▶ Working data:
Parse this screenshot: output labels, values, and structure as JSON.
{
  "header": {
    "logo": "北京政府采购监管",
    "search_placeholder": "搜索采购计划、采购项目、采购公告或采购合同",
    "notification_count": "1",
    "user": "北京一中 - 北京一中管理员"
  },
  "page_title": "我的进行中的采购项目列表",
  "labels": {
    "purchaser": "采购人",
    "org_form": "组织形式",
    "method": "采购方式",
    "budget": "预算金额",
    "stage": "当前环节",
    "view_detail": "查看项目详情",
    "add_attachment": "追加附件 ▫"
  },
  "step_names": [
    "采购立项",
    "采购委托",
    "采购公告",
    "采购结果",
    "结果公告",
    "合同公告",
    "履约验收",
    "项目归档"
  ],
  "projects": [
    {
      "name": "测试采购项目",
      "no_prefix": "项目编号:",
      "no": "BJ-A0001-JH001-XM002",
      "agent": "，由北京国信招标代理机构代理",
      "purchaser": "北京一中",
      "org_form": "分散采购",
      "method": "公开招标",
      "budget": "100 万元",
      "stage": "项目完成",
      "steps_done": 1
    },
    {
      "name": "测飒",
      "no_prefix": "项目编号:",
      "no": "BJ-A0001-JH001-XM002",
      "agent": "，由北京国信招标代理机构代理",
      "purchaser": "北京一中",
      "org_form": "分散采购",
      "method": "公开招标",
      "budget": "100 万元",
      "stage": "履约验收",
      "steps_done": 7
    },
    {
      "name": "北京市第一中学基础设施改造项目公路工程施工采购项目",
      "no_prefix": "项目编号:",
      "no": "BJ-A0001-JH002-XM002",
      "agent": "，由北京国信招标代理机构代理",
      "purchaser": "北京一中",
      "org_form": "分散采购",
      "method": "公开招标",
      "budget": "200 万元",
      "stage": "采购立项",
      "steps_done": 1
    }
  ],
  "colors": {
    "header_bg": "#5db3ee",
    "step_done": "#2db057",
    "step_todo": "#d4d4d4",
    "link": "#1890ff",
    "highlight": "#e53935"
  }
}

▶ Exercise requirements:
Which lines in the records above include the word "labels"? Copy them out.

▶ Answer box:
Parse this screenshot: output labels, values, and structure as JSON.
  "labels": {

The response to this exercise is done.